Tuesday night, we went to a late showing of the new movie "Where the Wild Things Are," famously translated to the screen by director Spike Jonze from the 1963 children's classic by Maurice Sendak.
The film is an engaging look inside the wonderful imagination of a young boy named Max who lives with his mother and teenage sister after his parents split and his mom begins to date.
Max's rambunctiousness runs high. After biting his mother during a fight, she screams at him, "You are out of control!"
Max will later scream the same words to Carol, the favorite "wild thing" of his imaginary world of larger-than-life creatures who accept him as their king.
Max is adequately portrayed by a newcomer, 12-year-old Max Records, while his mom is played by the consistently good Catherine Keener. Carol is voiced by James Gandolfini of "The Sopranos."
I was glad I plunked down the $12.50 to see "Where the Wild Things Are" in the theater. The many beautifully-constructed scenes deserved the big screen treatment and my undivided attention.
It also was a pleasure hearing the voice of the great actress Catherine O'Hara bring life to Judith, a demanding inhabitant of Max's wild world. I've been a fan of O'Hara's since "Beetlejuice" and enjoyed her immensely in the mockumentary "A Mighty Wind."

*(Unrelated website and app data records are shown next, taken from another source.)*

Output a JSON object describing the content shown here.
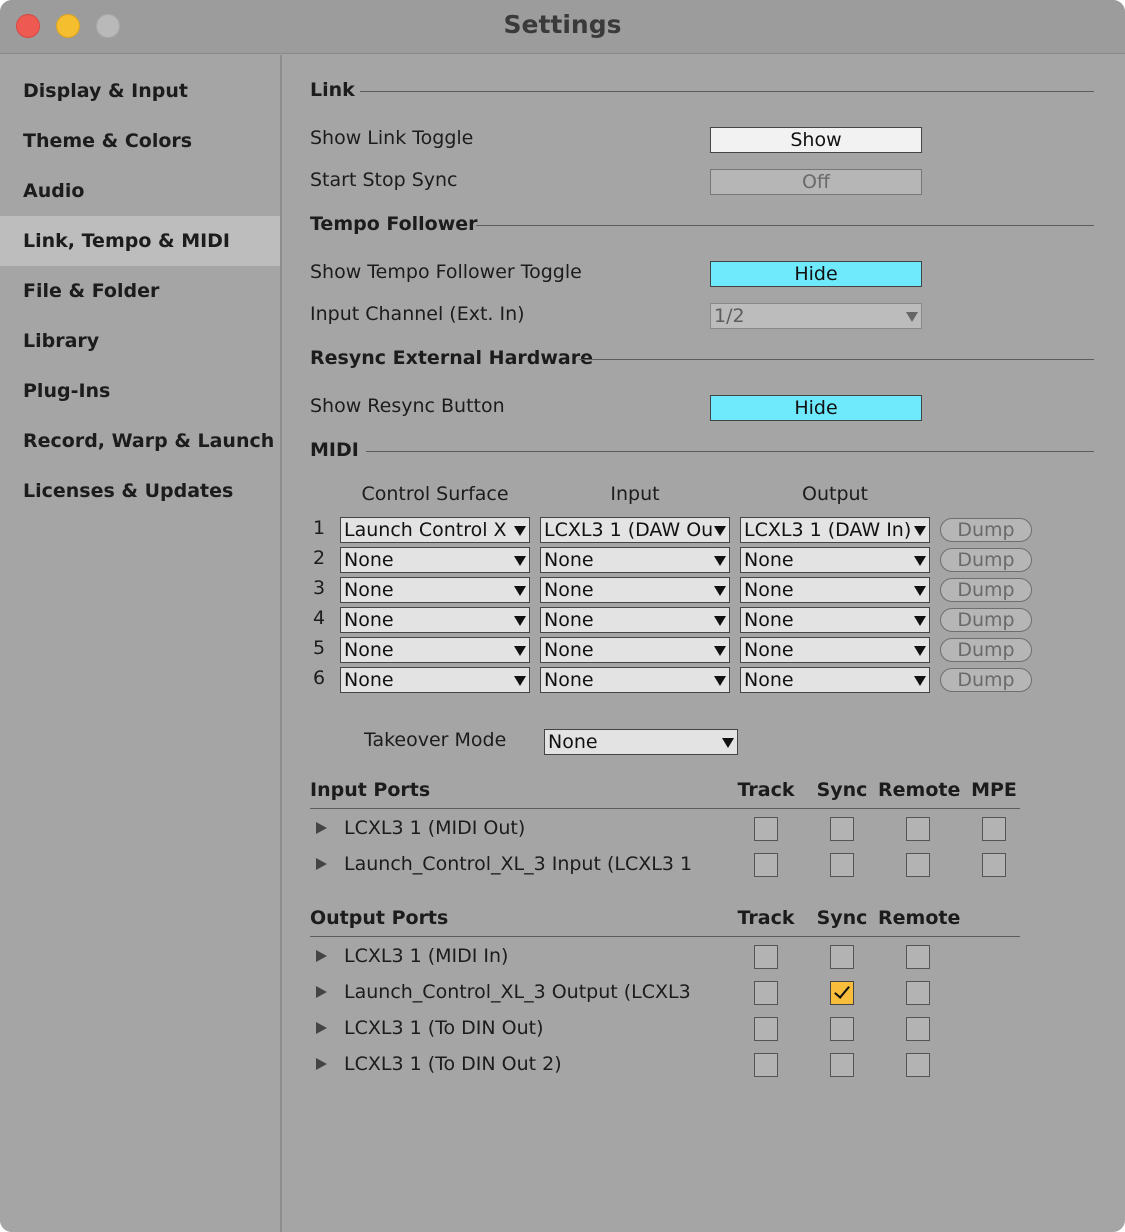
{
  "window": {
    "title": "Settings"
  },
  "sidebar": {
    "items": [
      {
        "label": "Display & Input"
      },
      {
        "label": "Theme & Colors"
      },
      {
        "label": "Audio"
      },
      {
        "label": "Link, Tempo & MIDI",
        "active": true
      },
      {
        "label": "File & Folder"
      },
      {
        "label": "Library"
      },
      {
        "label": "Plug-Ins"
      },
      {
        "label": "Record, Warp & Launch"
      },
      {
        "label": "Licenses & Updates"
      }
    ]
  },
  "link": {
    "heading": "Link",
    "show_link_toggle": {
      "label": "Show Link Toggle",
      "value": "Show"
    },
    "start_stop_sync": {
      "label": "Start Stop Sync",
      "value": "Off"
    }
  },
  "tempo_follower": {
    "heading": "Tempo Follower",
    "show_toggle": {
      "label": "Show Tempo Follower Toggle",
      "value": "Hide"
    },
    "input_channel": {
      "label": "Input Channel (Ext. In)",
      "value": "1/2"
    }
  },
  "resync": {
    "heading": "Resync External Hardware",
    "show_button": {
      "label": "Show Resync Button",
      "value": "Hide"
    }
  },
  "midi": {
    "heading": "MIDI",
    "col_control_surface": "Control Surface",
    "col_input": "Input",
    "col_output": "Output",
    "dump_label": "Dump",
    "rows": [
      {
        "num": "1",
        "surface": "Launch Control X",
        "input": "LCXL3 1 (DAW Ou",
        "output": "LCXL3 1 (DAW In)"
      },
      {
        "num": "2",
        "surface": "None",
        "input": "None",
        "output": "None"
      },
      {
        "num": "3",
        "surface": "None",
        "input": "None",
        "output": "None"
      },
      {
        "num": "4",
        "surface": "None",
        "input": "None",
        "output": "None"
      },
      {
        "num": "5",
        "surface": "None",
        "input": "None",
        "output": "None"
      },
      {
        "num": "6",
        "surface": "None",
        "input": "None",
        "output": "None"
      }
    ],
    "takeover": {
      "label": "Takeover Mode",
      "value": "None"
    }
  },
  "input_ports": {
    "heading": "Input Ports",
    "cols": [
      "Track",
      "Sync",
      "Remote",
      "MPE"
    ],
    "rows": [
      {
        "name": "LCXL3 1 (MIDI Out)",
        "checks": [
          false,
          false,
          false,
          false
        ]
      },
      {
        "name": "Launch_Control_XL_3 Input (LCXL3 1",
        "checks": [
          false,
          false,
          false,
          false
        ]
      }
    ]
  },
  "output_ports": {
    "heading": "Output Ports",
    "cols": [
      "Track",
      "Sync",
      "Remote"
    ],
    "rows": [
      {
        "name": "LCXL3 1 (MIDI In)",
        "checks": [
          false,
          false,
          false
        ]
      },
      {
        "name": "Launch_Control_XL_3 Output (LCXL3",
        "checks": [
          false,
          true,
          false
        ]
      },
      {
        "name": "LCXL3 1 (To DIN Out)",
        "checks": [
          false,
          false,
          false
        ]
      },
      {
        "name": "LCXL3 1 (To DIN Out 2)",
        "checks": [
          false,
          false,
          false
        ]
      }
    ]
  },
  "colors": {
    "accent_cyan": "#6eeafc",
    "checkbox_checked": "#f7bd3b",
    "close": "#ee5a52",
    "minimize": "#f5be2f"
  }
}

Some parents are asking whether this movie is good for the kids. I'd say yes. But, post-movie conversation about the film's challenging themes would be essential. Sendak and Jonze have provided much to mull over.
As of this writing, "Where the Wild Things Are" has a 69 percent rating at Rotten Tomatoes. Eh, that's too low.